BRIEF:
Apart from the images, every record here needs to be copied exactly.

(Page and application data records)
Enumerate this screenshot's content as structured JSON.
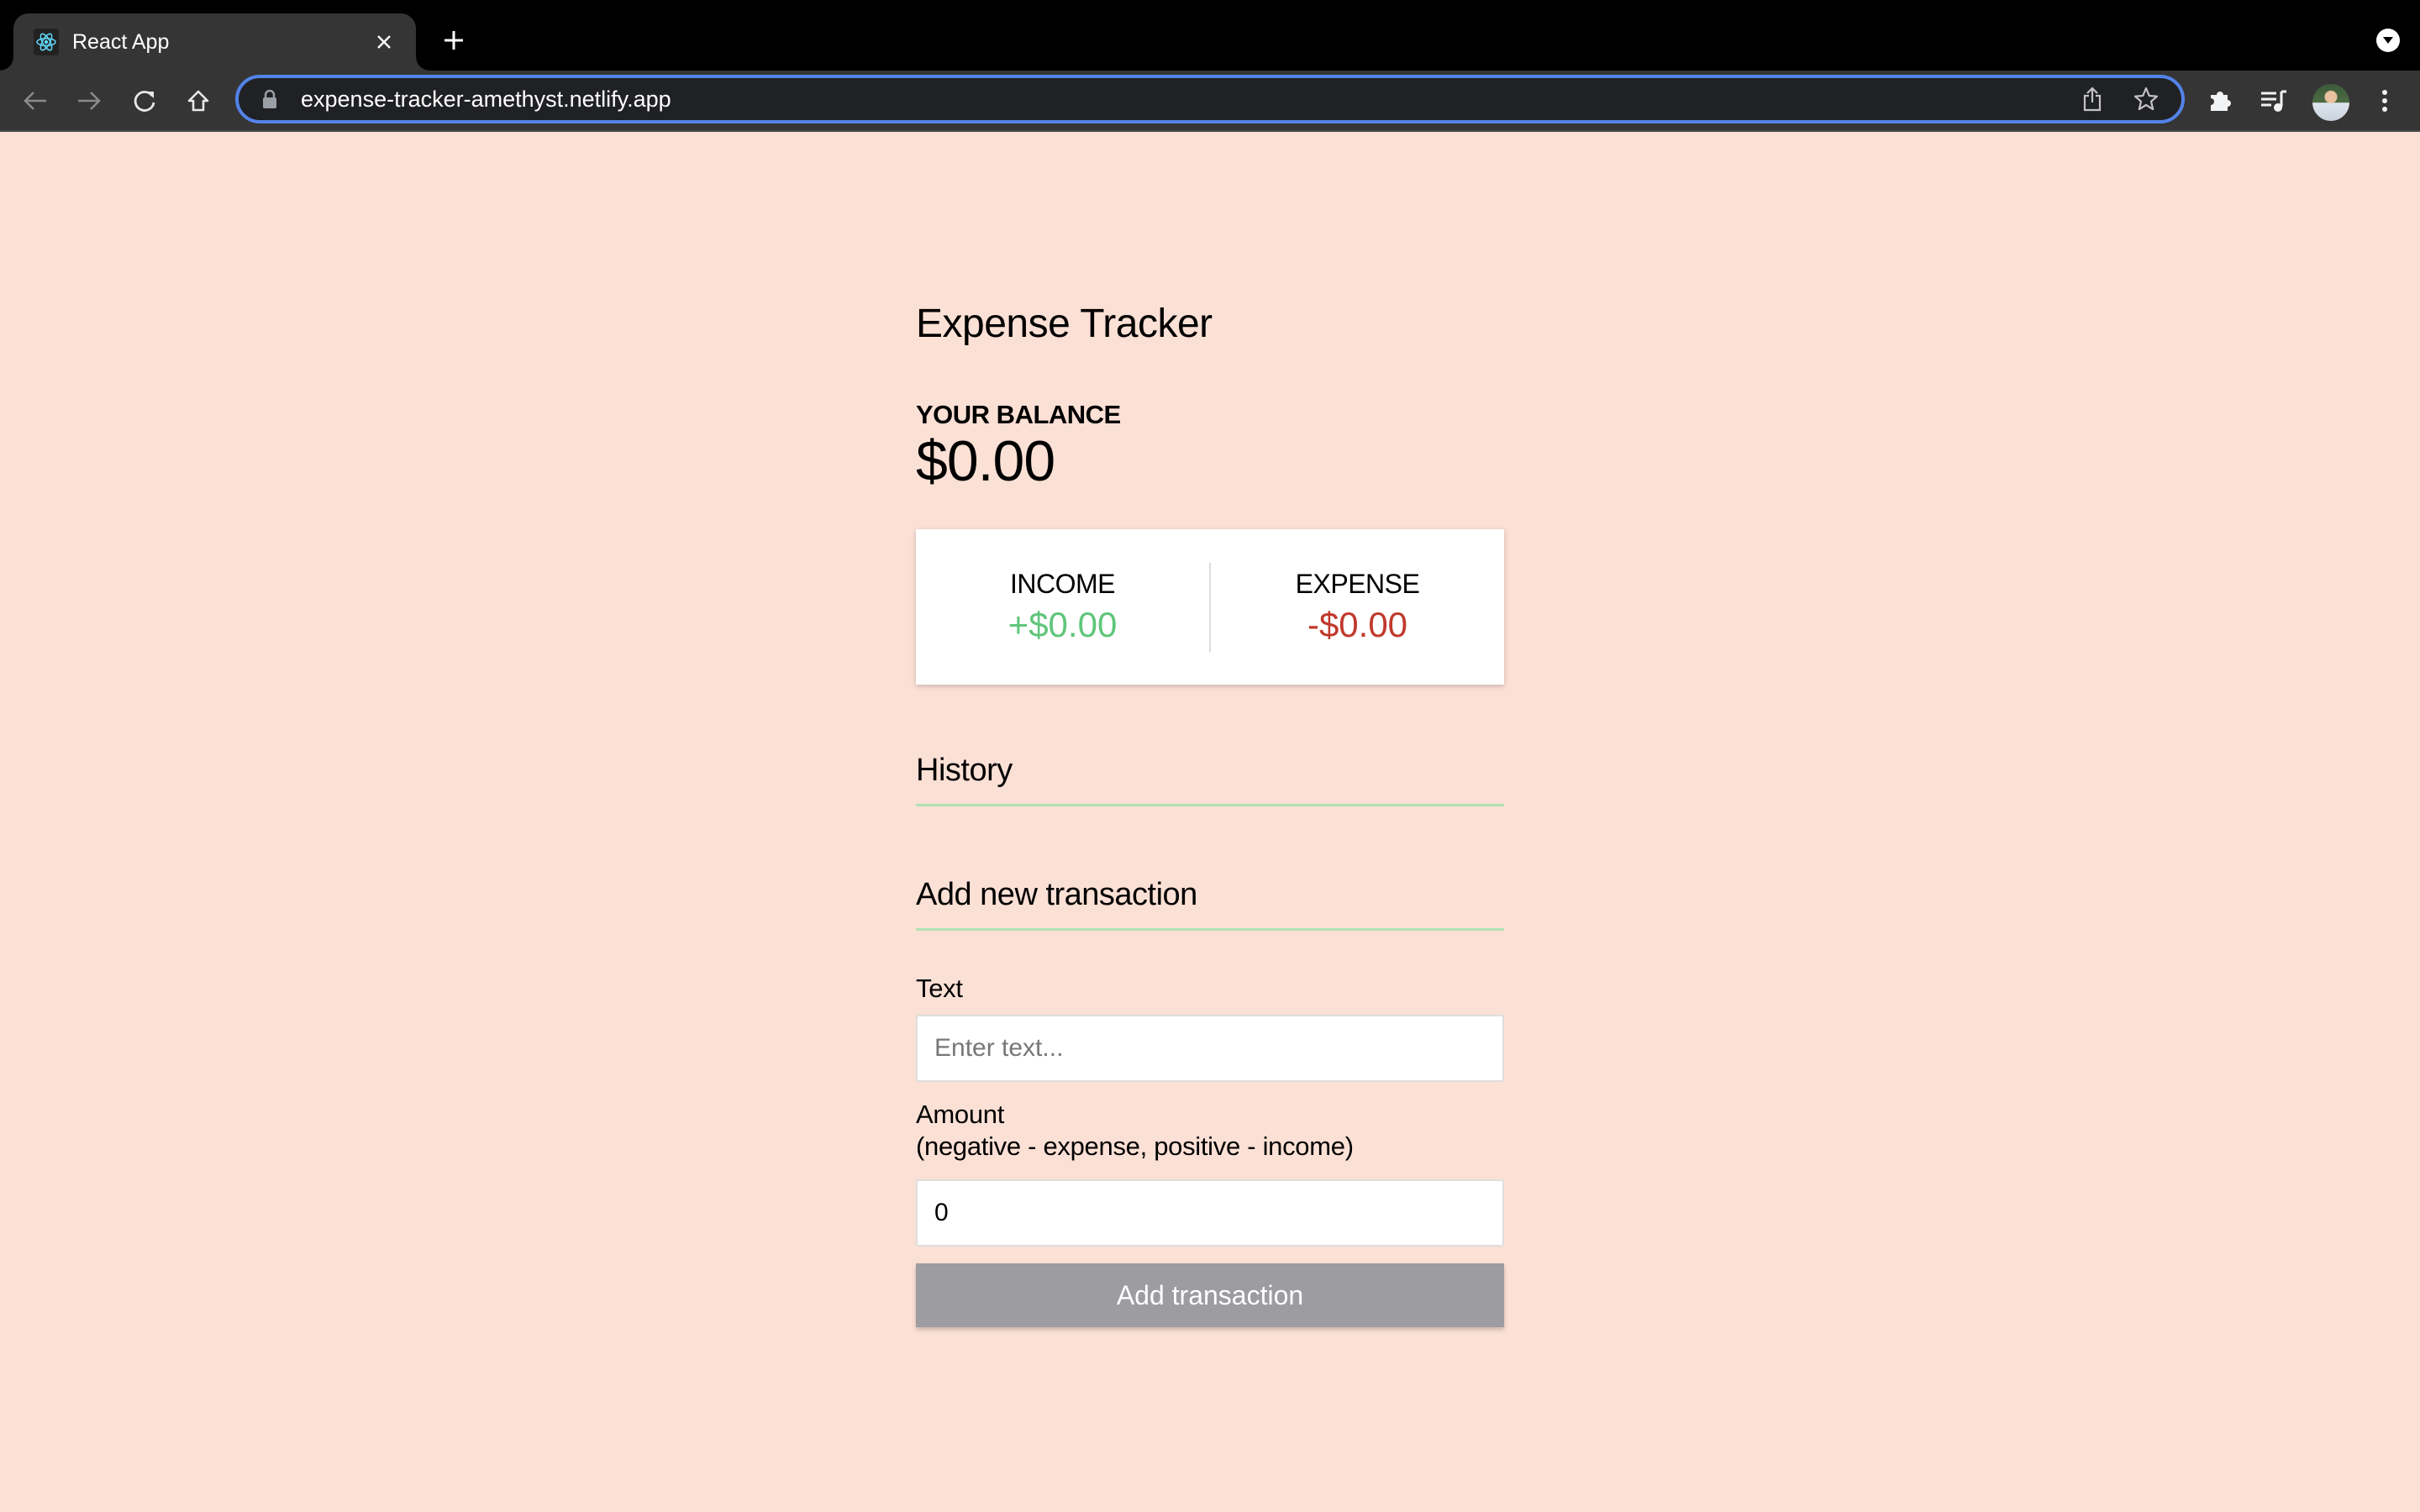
{
  "browser": {
    "tab": {
      "title": "React App",
      "favicon": "react-logo-icon",
      "close_icon": "close-icon"
    },
    "new_tab_icon": "plus-icon",
    "tab_search_icon": "chevron-down-circle-icon",
    "nav": {
      "back_icon": "arrow-left-icon",
      "forward_icon": "arrow-right-icon",
      "reload_icon": "reload-icon",
      "home_icon": "home-icon"
    },
    "omnibox": {
      "url": "expense-tracker-amethyst.netlify.app",
      "lock_icon": "lock-icon",
      "share_icon": "share-icon",
      "bookmark_icon": "star-icon"
    },
    "extensions_icon": "puzzle-icon",
    "media_icon": "playlist-icon",
    "profile_icon": "avatar",
    "menu_icon": "kebab-menu-icon"
  },
  "app": {
    "title": "Expense Tracker",
    "balance": {
      "label": "YOUR BALANCE",
      "value": "$0.00"
    },
    "summary": {
      "income": {
        "label": "INCOME",
        "value": "+$0.00"
      },
      "expense": {
        "label": "EXPENSE",
        "value": "-$0.00"
      }
    },
    "history": {
      "title": "History",
      "items": []
    },
    "add_transaction": {
      "title": "Add new transaction",
      "text_field": {
        "label": "Text",
        "placeholder": "Enter text...",
        "value": ""
      },
      "amount_field": {
        "label": "Amount",
        "hint": "(negative - expense, positive - income)",
        "value": "0"
      },
      "submit_label": "Add transaction"
    }
  },
  "colors": {
    "page_background": "#fbe0d5",
    "income": "#5fc67a",
    "expense": "#c0392b",
    "divider": "#b1e2b3",
    "button": "#9c9ca1",
    "omnibox_focus": "#5383e8"
  }
}
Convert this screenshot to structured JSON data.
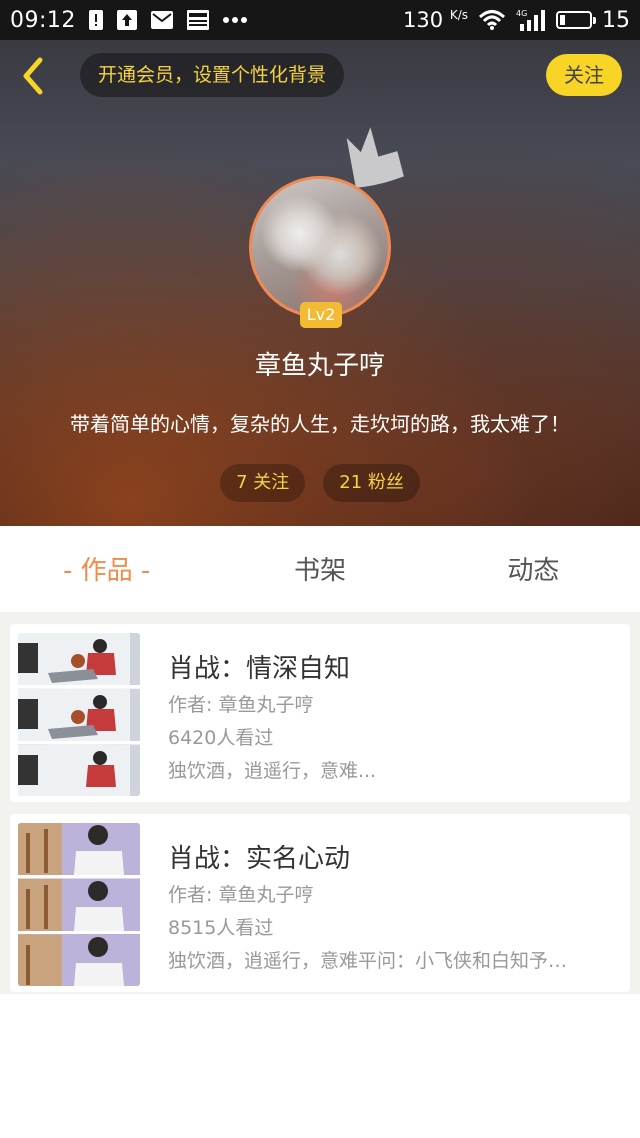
{
  "status_bar": {
    "time": "09:12",
    "network_speed": "130",
    "network_speed_unit": "K/s",
    "signal_type": "4G",
    "battery": "15",
    "icons": [
      "alert-icon",
      "upload-icon",
      "mail-icon",
      "news-icon",
      "more-dots-icon",
      "wifi-icon",
      "signal-icon",
      "battery-icon"
    ]
  },
  "header": {
    "vip_prompt": "开通会员，设置个性化背景",
    "follow_label": "关注",
    "level": "Lv2",
    "username": "章鱼丸子哼",
    "bio": "带着简单的心情，复杂的人生，走坎坷的路，我太难了！",
    "following_label": "7 关注",
    "followers_label": "21 粉丝"
  },
  "colors": {
    "accent_orange": "#f28a4a",
    "accent_yellow": "#f7d426",
    "vip_text": "#f5d33f"
  },
  "tabs": [
    {
      "label": "- 作品 -",
      "active": true
    },
    {
      "label": "书架",
      "active": false
    },
    {
      "label": "动态",
      "active": false
    }
  ],
  "works": [
    {
      "title": "肖战：情深自知",
      "author": "作者: 章鱼丸子哼",
      "views": "6420人看过",
      "description": "独饮酒，逍遥行，意难..."
    },
    {
      "title": "肖战：实名心动",
      "author": "作者: 章鱼丸子哼",
      "views": "8515人看过",
      "description": "独饮酒，逍遥行，意难平问：小飞侠和白知予…"
    }
  ]
}
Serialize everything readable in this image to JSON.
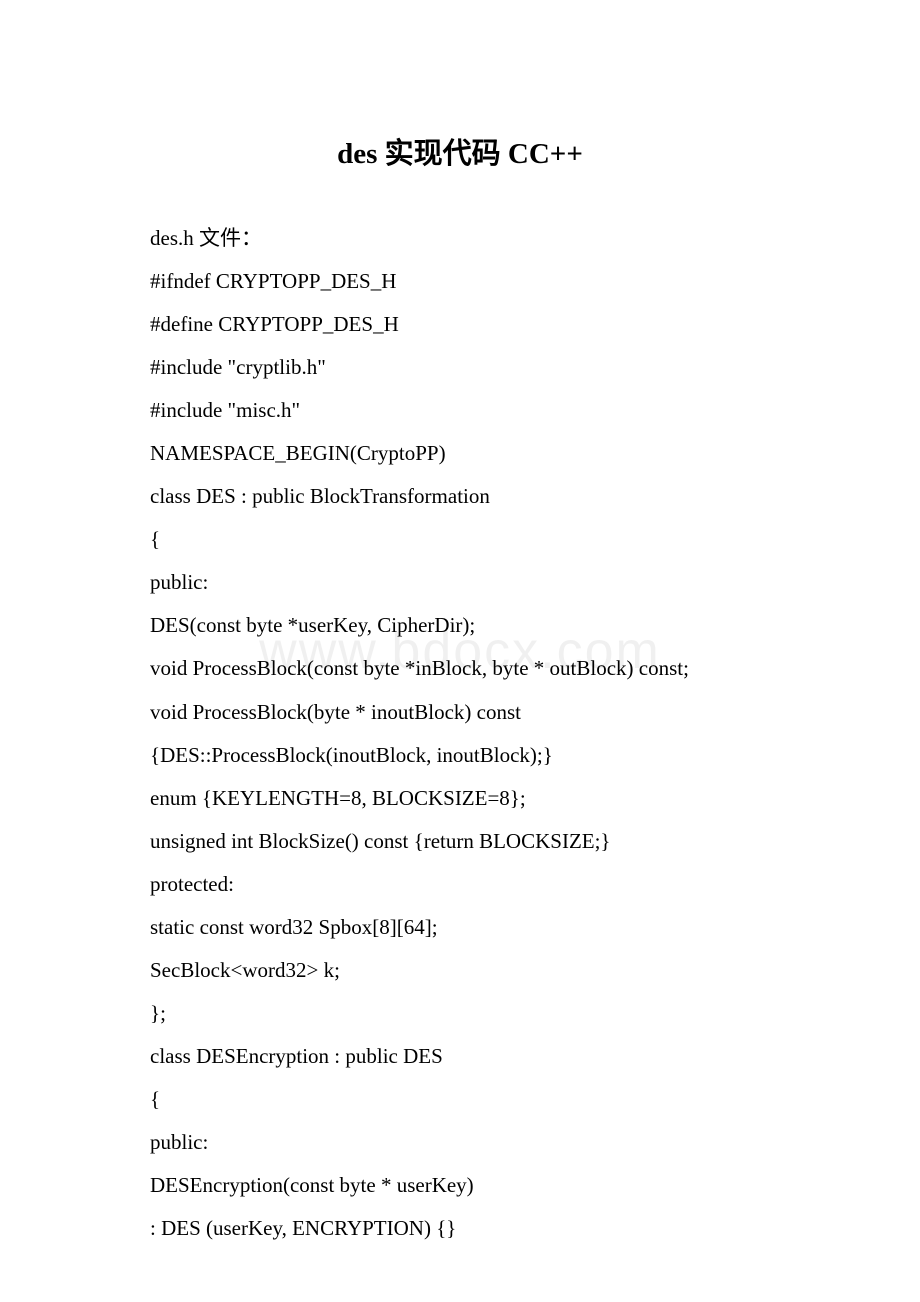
{
  "title": "des 实现代码 CC++",
  "watermark": "www.bdocx.com",
  "lines": [
    "des.h 文件：",
    "#ifndef CRYPTOPP_DES_H",
    "#define CRYPTOPP_DES_H",
    "#include \"cryptlib.h\"",
    "#include \"misc.h\"",
    "NAMESPACE_BEGIN(CryptoPP)",
    "class DES : public BlockTransformation",
    "{",
    "public:",
    "DES(const byte *userKey, CipherDir);",
    "void ProcessBlock(const byte *inBlock, byte * outBlock) const;",
    "void ProcessBlock(byte * inoutBlock) const",
    "{DES::ProcessBlock(inoutBlock, inoutBlock);}",
    "enum {KEYLENGTH=8, BLOCKSIZE=8};",
    "unsigned int BlockSize() const {return BLOCKSIZE;}",
    "protected:",
    "static const word32 Spbox[8][64];",
    "SecBlock<word32> k;",
    "};",
    "class DESEncryption : public DES",
    "{",
    "public:",
    "DESEncryption(const byte * userKey)",
    ": DES (userKey, ENCRYPTION) {}"
  ]
}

SOLUTION:
Enumerate this screenshot's content as structured JSON.
{
  "browser": {
    "tab": {
      "title": "React App",
      "favicon": "react-logo-icon",
      "close_icon": "close-icon"
    },
    "new_tab_icon": "plus-icon",
    "tab_search_icon": "chevron-down-circle-icon",
    "nav": {
      "back_icon": "arrow-left-icon",
      "forward_icon": "arrow-right-icon",
      "reload_icon": "reload-icon",
      "home_icon": "home-icon"
    },
    "omnibox": {
      "url": "expense-tracker-amethyst.netlify.app",
      "lock_icon": "lock-icon",
      "share_icon": "share-icon",
      "bookmark_icon": "star-icon"
    },
    "extensions_icon": "puzzle-icon",
    "media_icon": "playlist-icon",
    "profile_icon": "avatar",
    "menu_icon": "kebab-menu-icon"
  },
  "app": {
    "title": "Expense Tracker",
    "balance": {
      "label": "YOUR BALANCE",
      "value": "$0.00"
    },
    "summary": {
      "income": {
        "label": "INCOME",
        "value": "+$0.00"
      },
      "expense": {
        "label": "EXPENSE",
        "value": "-$0.00"
      }
    },
    "history": {
      "title": "History",
      "items": []
    },
    "add_transaction": {
      "title": "Add new transaction",
      "text_field": {
        "label": "Text",
        "placeholder": "Enter text...",
        "value": ""
      },
      "amount_field": {
        "label": "Amount",
        "hint": "(negative - expense, positive - income)",
        "value": "0"
      },
      "submit_label": "Add transaction"
    }
  },
  "colors": {
    "page_background": "#fbe0d5",
    "income": "#5fc67a",
    "expense": "#c0392b",
    "divider": "#b1e2b3",
    "button": "#9c9ca1",
    "omnibox_focus": "#5383e8"
  }
}
Convert this screenshot to structured JSON data.
{
  "status_bar": {
    "time": "09:12",
    "network_speed": "130",
    "network_speed_unit": "K/s",
    "signal_type": "4G",
    "battery": "15",
    "icons": [
      "alert-icon",
      "upload-icon",
      "mail-icon",
      "news-icon",
      "more-dots-icon",
      "wifi-icon",
      "signal-icon",
      "battery-icon"
    ]
  },
  "header": {
    "vip_prompt": "开通会员，设置个性化背景",
    "follow_label": "关注",
    "level": "Lv2",
    "username": "章鱼丸子哼",
    "bio": "带着简单的心情，复杂的人生，走坎坷的路，我太难了！",
    "following_label": "7 关注",
    "followers_label": "21 粉丝"
  },
  "colors": {
    "accent_orange": "#f28a4a",
    "accent_yellow": "#f7d426",
    "vip_text": "#f5d33f"
  },
  "tabs": [
    {
      "label": "- 作品 -",
      "active": true
    },
    {
      "label": "书架",
      "active": false
    },
    {
      "label": "动态",
      "active": false
    }
  ],
  "works": [
    {
      "title": "肖战：情深自知",
      "author": "作者: 章鱼丸子哼",
      "views": "6420人看过",
      "description": "独饮酒，逍遥行，意难..."
    },
    {
      "title": "肖战：实名心动",
      "author": "作者: 章鱼丸子哼",
      "views": "8515人看过",
      "description": "独饮酒，逍遥行，意难平问：小飞侠和白知予…"
    }
  ]
}
Serialize everything readable in this image to JSON.
{
  "title": "des 实现代码 CC++",
  "watermark": "www.bdocx.com",
  "lines": [
    "des.h 文件：",
    "#ifndef CRYPTOPP_DES_H",
    "#define CRYPTOPP_DES_H",
    "#include \"cryptlib.h\"",
    "#include \"misc.h\"",
    "NAMESPACE_BEGIN(CryptoPP)",
    "class DES : public BlockTransformation",
    "{",
    "public:",
    "DES(const byte *userKey, CipherDir);",
    "void ProcessBlock(const byte *inBlock, byte * outBlock) const;",
    "void ProcessBlock(byte * inoutBlock) const",
    "{DES::ProcessBlock(inoutBlock, inoutBlock);}",
    "enum {KEYLENGTH=8, BLOCKSIZE=8};",
    "unsigned int BlockSize() const {return BLOCKSIZE;}",
    "protected:",
    "static const word32 Spbox[8][64];",
    "SecBlock<word32> k;",
    "};",
    "class DESEncryption : public DES",
    "{",
    "public:",
    "DESEncryption(const byte * userKey)",
    ": DES (userKey, ENCRYPTION) {}"
  ]
}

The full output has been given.